_Records supplied_

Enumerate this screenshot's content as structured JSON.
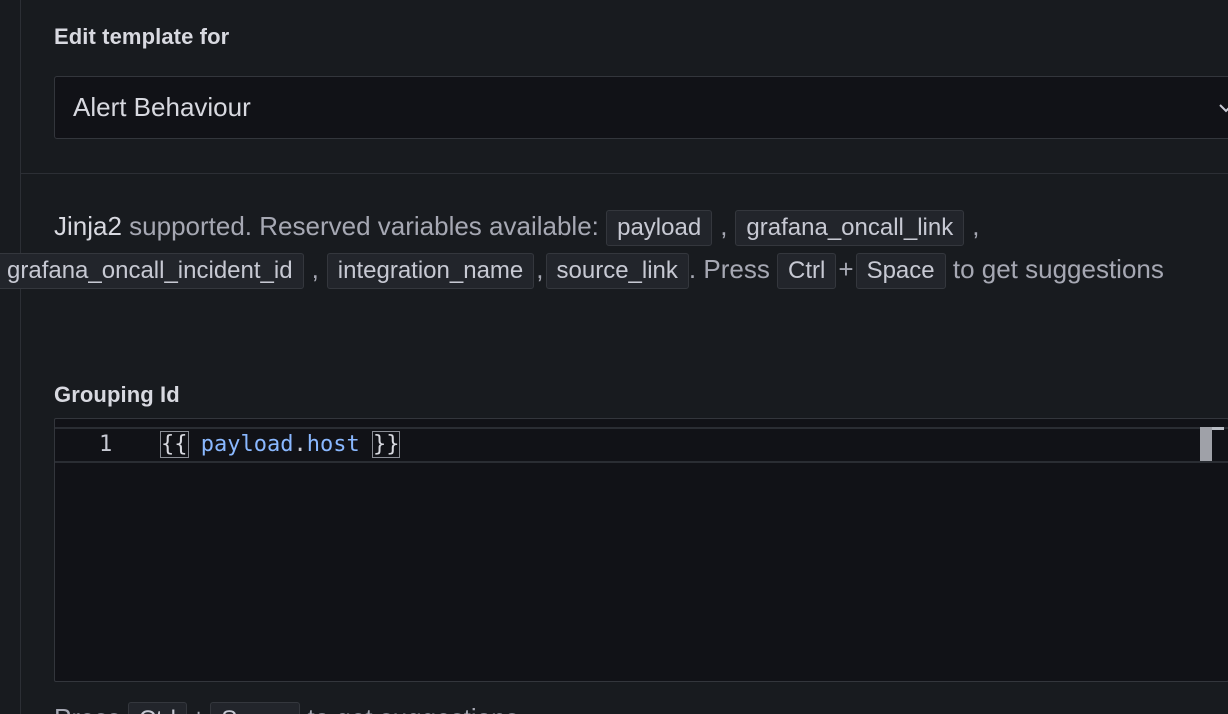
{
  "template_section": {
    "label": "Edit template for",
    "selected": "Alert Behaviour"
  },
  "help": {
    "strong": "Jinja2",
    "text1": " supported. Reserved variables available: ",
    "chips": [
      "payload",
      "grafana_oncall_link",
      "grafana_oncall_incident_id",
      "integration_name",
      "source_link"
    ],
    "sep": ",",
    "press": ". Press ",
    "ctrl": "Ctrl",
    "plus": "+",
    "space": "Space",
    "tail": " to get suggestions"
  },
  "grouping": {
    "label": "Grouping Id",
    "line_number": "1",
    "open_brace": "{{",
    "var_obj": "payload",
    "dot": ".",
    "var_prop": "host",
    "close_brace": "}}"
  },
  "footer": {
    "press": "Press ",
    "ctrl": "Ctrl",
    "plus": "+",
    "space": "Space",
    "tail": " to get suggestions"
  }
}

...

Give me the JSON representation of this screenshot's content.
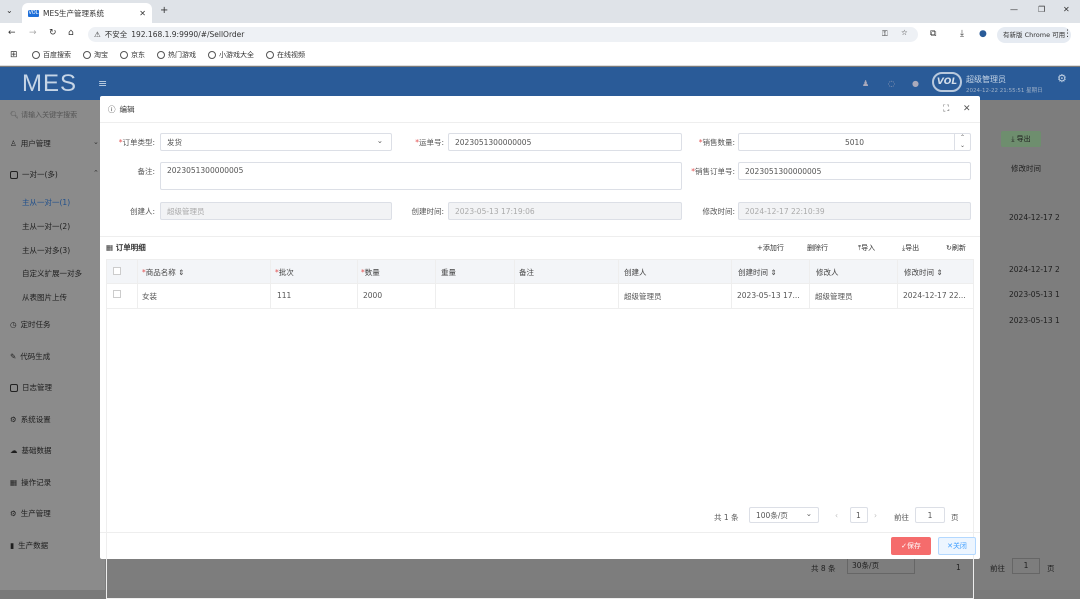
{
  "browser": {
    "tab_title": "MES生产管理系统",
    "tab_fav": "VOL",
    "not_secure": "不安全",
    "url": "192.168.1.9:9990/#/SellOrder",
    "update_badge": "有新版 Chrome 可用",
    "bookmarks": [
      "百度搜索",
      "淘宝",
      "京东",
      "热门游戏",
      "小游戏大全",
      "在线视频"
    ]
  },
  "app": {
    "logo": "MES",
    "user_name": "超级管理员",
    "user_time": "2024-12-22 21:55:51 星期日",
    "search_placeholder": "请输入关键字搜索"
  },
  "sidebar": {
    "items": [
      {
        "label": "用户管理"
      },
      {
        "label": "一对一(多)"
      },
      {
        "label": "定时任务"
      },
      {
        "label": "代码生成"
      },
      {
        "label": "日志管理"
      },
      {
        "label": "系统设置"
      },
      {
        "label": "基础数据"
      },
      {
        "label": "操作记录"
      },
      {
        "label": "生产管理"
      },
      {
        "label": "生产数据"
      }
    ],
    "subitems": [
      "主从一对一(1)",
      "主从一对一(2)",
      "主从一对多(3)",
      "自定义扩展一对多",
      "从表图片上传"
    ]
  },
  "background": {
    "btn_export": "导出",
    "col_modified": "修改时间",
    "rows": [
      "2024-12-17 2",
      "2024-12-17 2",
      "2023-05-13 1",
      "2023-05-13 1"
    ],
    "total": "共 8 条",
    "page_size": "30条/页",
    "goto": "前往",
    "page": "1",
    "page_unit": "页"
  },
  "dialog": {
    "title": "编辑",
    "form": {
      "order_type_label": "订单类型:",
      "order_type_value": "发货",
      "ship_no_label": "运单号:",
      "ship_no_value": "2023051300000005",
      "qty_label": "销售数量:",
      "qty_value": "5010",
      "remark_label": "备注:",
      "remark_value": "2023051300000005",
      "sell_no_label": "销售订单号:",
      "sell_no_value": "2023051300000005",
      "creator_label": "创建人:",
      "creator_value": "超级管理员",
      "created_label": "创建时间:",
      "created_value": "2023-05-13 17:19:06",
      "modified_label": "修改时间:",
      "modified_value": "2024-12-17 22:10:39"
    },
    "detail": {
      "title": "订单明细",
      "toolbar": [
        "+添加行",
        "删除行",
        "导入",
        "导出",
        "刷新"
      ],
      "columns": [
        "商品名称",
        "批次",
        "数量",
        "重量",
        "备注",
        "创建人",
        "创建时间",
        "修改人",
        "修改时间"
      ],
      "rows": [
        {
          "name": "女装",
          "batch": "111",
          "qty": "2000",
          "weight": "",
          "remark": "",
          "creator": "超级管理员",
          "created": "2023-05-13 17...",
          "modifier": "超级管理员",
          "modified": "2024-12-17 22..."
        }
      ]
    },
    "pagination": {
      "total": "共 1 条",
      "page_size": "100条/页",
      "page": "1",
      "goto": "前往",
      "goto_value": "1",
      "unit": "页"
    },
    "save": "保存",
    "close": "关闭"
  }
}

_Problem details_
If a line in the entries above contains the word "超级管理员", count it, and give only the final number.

_Written response_
4